Ephesus was an important center of the early Christian community. Saint Paul lived in the city for several years, converting enough followers to establish the Church of Ephesus. His Letters to the Ephesians and famous sermons in the theater were met with great resentment by the followers of Artemis and craftsmen who had accumulated great wealth making silver idols of the goddess.
The Virgin Mary’s final home was in a serene pine forest high above Ephesus on the peak of Nightingale Mountain (Bulbul Dagi in Turkish), five miles southeast of Selçuk. Jesus entrusted her care to Saint John, so she came with him to Ephesus. The small stone house, now chapel, of Meryem Ana, as she is known in Turkish, has been verified by the Roman Catholic and Orthodox churches as authentic, and is a place of pilgrimage today.
The Ottoman hillside village of Sirince, pronounced “Shir-in-jeh”, five miles east of Selçuk, means ‘lovely place’ in Turkish. It was originally populated by Christians from Ephesus escaping the collapse of the city. Monastery ruins in the hills date from the 11th century. Later, freed Greek slaves inhabited the village in the 15th century.  By the early 20th century, the community of 20,000 contained nearly an even number of Greeks and Turks, with small Armenian and Jewish populations.

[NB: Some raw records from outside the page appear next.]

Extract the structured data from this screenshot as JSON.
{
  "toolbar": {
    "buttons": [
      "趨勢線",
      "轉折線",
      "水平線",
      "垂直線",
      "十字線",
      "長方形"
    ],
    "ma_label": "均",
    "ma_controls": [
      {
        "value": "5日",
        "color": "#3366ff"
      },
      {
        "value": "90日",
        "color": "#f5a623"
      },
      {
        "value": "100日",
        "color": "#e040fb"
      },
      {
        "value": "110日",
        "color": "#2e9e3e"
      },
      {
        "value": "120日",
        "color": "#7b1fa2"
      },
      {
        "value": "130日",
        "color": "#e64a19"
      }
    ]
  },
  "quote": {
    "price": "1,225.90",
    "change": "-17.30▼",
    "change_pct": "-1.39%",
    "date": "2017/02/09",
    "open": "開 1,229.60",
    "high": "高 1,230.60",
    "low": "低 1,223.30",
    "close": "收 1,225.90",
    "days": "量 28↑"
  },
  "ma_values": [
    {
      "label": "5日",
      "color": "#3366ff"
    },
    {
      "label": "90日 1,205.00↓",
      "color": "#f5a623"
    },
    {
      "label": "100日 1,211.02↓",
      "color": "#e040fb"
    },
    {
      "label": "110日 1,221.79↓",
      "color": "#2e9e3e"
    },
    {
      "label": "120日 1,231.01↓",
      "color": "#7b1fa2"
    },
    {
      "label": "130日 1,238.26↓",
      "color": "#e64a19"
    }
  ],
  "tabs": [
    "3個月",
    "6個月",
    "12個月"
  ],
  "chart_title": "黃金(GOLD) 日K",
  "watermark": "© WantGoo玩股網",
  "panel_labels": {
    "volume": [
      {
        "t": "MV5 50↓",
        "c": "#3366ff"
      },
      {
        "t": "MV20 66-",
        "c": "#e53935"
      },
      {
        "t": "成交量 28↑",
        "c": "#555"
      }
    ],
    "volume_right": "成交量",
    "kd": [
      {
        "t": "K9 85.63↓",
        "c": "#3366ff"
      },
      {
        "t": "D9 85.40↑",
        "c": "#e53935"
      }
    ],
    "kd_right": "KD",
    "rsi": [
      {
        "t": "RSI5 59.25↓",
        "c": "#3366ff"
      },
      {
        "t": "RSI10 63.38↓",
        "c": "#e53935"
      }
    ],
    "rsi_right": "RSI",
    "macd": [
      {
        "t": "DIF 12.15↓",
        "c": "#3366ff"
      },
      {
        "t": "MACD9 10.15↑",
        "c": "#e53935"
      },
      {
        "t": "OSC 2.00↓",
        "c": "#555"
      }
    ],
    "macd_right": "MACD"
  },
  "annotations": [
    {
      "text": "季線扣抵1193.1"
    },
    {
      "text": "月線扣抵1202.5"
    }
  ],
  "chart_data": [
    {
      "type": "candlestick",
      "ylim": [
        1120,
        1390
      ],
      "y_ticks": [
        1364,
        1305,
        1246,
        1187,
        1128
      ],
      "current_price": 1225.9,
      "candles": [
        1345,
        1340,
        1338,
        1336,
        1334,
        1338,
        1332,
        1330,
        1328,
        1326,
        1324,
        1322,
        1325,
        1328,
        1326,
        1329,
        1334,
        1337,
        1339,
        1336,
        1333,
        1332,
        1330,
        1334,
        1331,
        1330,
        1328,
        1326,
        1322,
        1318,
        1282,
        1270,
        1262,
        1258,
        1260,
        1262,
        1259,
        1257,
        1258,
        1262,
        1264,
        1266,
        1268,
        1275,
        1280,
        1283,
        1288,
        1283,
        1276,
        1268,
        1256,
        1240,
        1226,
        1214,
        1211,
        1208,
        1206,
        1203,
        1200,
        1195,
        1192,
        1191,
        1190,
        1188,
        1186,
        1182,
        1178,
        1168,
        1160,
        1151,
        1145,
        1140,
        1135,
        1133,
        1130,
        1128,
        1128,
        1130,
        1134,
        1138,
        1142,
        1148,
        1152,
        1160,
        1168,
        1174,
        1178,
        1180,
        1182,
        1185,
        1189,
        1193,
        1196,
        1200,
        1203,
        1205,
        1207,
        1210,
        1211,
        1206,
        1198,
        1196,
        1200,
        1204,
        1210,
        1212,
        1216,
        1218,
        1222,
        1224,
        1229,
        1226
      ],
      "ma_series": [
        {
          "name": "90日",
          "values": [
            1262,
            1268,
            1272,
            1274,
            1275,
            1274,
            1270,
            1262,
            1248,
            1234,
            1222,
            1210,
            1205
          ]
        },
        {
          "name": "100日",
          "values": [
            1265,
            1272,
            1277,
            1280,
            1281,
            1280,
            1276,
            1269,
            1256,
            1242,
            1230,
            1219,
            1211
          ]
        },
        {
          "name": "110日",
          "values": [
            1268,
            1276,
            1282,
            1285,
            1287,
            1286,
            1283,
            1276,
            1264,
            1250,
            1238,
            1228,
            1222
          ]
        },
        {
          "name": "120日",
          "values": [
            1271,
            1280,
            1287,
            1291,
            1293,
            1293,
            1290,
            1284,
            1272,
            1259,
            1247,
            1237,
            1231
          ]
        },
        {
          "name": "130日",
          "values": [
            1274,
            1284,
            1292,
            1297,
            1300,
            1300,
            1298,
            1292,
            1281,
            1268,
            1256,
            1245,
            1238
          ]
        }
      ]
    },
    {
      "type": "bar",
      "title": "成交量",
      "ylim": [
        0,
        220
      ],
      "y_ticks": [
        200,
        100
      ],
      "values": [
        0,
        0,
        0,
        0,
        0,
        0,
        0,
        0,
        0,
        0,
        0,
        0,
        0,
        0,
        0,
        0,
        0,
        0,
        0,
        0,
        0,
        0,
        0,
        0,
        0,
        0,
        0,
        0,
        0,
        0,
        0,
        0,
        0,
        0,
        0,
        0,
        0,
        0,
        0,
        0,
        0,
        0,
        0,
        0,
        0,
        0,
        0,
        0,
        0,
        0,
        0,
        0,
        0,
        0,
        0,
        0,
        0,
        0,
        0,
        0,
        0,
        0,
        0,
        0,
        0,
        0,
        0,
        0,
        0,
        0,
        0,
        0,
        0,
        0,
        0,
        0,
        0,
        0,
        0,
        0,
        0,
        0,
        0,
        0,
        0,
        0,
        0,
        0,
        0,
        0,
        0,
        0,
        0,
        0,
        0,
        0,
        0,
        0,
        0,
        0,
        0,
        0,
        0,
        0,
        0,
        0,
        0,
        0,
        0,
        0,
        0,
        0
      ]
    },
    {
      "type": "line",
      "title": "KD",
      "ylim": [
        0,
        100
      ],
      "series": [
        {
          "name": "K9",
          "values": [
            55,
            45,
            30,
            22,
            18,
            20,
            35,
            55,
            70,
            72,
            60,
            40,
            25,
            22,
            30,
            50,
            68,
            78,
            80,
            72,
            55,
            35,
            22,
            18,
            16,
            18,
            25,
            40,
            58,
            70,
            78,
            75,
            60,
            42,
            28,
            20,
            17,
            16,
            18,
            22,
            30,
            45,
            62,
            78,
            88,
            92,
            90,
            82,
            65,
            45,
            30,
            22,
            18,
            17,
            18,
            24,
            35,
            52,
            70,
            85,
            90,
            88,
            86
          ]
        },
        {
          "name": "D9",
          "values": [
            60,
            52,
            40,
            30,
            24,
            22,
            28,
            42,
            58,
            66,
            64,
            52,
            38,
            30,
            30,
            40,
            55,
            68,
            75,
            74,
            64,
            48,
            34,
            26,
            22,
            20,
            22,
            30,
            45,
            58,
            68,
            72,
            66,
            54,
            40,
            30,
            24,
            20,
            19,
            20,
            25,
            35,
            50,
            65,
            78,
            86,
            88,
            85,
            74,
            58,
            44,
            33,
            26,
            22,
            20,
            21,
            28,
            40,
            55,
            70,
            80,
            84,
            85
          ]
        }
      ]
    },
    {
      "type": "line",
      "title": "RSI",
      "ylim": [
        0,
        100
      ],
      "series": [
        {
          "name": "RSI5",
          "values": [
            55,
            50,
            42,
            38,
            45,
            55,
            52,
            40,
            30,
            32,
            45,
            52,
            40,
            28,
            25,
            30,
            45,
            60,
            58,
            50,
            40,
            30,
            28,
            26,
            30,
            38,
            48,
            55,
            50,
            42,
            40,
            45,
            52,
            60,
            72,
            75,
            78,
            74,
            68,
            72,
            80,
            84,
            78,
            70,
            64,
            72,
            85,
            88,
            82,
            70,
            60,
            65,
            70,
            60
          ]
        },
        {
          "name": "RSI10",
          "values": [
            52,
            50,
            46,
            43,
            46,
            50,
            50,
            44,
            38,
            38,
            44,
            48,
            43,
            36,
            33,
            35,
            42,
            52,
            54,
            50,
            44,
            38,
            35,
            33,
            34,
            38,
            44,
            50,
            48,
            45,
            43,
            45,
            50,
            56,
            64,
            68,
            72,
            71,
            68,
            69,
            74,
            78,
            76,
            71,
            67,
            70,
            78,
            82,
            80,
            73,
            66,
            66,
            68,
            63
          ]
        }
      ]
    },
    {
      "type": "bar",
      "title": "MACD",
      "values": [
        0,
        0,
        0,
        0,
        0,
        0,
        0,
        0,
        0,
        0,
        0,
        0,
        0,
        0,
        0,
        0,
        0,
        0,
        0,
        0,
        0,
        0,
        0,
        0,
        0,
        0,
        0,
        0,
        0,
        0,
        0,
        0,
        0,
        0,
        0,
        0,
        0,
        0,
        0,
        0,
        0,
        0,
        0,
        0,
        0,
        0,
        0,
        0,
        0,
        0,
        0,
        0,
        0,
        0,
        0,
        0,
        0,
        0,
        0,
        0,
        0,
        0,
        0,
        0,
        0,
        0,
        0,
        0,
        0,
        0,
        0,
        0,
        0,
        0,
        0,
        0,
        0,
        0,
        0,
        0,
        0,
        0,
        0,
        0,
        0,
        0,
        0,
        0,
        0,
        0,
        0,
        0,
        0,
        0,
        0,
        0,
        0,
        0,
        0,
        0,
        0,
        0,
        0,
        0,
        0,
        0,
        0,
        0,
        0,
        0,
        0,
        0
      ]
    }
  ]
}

Today, only about 200 whitewashed, tile-roofed houses remain, many having been restored in recent years, some with naïve decorative painting trimming window and door frames, and others with vibrantly colored interior walls and intricately carved woodwork. Two Greek Orthodox churches and an old stone schoolhouse, now a restaurant, can be visited. Sirince is renowned for lace making, filled savory crepes called gozleme, and wine, made not only from grapes, but every fruit grown in the region – blackberries, peaches, melons, and black cherries, to name but a few.

Throughout the year, Selçuk holds festivals celebrating local culture. In January, camel wrestling is held near the beach. It is a traditional and colorful competition involving large beasts decorated in the finest kilims and tassels, but no harm comes to the animals. May and September see art, music, dance and handicraft festivals, with additional food and wine festivals to start in the summer and fall of 2008, with the opening of a new agricultural museum in the town center.
* Designer and writer Catherine Salter Bayar has happily called Selcuk home for the past 9 years. Contact her at This email address is being protected from spambots. You need JavaScript enabled to view it. with comments and questions. 

(February 2008, Tourism Special Issue)
Last modified onSaturday, 06 May 2017 10:07